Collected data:
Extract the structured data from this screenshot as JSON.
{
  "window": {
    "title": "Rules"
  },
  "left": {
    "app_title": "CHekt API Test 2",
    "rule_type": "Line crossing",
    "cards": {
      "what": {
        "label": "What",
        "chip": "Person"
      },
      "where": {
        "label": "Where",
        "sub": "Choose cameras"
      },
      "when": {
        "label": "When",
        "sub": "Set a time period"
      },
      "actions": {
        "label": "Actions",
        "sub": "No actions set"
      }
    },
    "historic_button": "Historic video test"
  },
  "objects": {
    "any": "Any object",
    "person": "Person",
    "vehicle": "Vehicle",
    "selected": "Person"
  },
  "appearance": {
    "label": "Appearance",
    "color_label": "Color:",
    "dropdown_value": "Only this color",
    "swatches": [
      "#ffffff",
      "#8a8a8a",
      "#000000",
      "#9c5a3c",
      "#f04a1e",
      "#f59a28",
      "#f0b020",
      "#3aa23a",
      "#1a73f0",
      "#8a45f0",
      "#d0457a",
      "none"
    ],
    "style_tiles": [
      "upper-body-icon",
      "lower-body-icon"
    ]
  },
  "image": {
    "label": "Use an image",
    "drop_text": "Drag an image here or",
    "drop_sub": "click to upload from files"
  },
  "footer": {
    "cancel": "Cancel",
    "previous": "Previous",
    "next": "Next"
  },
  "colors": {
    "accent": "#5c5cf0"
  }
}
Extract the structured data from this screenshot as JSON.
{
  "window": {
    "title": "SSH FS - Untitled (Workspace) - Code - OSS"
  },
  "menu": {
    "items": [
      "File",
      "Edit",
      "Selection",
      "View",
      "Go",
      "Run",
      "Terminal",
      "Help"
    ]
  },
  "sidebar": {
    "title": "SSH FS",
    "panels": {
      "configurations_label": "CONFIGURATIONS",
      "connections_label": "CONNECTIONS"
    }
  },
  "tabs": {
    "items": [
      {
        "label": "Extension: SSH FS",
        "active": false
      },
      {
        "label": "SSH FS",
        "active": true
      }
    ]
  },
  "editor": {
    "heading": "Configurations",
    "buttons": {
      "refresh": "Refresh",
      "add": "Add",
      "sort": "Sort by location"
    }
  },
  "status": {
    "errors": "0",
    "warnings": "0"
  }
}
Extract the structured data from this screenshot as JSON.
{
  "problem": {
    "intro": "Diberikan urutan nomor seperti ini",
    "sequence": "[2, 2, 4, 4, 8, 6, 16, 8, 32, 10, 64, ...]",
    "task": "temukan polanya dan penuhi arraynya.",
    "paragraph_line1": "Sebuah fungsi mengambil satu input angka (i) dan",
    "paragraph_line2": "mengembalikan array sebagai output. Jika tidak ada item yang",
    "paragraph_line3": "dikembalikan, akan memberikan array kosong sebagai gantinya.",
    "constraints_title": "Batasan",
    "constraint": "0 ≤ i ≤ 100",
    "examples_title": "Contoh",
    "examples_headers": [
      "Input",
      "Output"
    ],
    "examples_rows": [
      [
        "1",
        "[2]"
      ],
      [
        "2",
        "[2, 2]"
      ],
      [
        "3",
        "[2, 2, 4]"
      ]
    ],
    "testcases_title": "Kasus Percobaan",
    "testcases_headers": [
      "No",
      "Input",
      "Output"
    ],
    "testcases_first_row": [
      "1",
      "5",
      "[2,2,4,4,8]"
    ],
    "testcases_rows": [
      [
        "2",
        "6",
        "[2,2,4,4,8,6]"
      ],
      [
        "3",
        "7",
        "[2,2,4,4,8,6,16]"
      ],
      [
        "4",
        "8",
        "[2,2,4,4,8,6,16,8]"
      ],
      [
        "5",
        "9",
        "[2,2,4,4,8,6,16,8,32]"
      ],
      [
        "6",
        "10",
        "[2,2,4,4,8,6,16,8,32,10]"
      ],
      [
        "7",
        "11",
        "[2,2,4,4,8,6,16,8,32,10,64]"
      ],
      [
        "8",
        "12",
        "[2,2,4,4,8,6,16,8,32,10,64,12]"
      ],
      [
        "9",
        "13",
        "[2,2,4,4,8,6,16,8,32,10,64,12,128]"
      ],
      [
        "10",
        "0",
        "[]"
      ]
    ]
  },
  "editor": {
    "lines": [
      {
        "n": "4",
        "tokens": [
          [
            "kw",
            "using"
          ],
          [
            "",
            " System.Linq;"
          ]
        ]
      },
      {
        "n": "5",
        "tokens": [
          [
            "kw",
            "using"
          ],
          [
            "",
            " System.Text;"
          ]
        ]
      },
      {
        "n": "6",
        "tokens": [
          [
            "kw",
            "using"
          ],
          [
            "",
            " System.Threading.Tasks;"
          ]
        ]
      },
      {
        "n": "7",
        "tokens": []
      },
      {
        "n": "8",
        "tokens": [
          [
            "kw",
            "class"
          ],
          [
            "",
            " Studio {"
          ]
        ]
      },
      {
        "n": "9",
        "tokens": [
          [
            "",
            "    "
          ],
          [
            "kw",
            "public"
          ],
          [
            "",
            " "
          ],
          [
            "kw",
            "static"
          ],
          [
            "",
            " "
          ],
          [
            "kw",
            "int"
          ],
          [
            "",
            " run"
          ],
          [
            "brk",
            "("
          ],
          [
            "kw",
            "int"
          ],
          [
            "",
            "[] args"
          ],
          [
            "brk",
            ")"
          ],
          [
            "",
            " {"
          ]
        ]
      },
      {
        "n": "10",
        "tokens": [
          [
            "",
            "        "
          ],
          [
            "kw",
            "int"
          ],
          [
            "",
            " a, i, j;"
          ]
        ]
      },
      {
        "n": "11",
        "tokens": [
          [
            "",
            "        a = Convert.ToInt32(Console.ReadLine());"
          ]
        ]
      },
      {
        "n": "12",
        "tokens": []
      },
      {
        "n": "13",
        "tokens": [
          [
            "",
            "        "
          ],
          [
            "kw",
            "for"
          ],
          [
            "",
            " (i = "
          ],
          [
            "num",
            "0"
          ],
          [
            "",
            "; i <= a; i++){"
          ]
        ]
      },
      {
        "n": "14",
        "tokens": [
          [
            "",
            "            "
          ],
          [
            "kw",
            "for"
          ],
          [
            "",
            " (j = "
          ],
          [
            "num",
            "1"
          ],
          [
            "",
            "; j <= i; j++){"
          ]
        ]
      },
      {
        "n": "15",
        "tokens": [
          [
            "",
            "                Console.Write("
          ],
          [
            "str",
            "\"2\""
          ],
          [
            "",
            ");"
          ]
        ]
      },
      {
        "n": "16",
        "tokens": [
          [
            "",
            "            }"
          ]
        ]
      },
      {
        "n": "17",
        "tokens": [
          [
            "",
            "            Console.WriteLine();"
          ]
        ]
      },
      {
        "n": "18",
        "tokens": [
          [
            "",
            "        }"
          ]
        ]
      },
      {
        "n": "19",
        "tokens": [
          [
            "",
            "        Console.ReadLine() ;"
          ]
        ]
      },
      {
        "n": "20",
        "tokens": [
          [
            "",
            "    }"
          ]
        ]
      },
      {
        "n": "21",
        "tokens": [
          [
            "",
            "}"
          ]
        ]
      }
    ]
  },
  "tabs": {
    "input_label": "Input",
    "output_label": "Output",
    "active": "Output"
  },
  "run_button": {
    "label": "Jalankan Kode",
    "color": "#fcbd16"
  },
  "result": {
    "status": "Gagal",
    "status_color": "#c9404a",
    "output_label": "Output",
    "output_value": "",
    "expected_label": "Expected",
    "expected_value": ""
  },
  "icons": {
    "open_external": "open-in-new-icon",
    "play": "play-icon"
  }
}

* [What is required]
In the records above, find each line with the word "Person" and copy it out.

* [Solution for this task]
        "chip": "Person"
    "person": "Person",
    "selected": "Person"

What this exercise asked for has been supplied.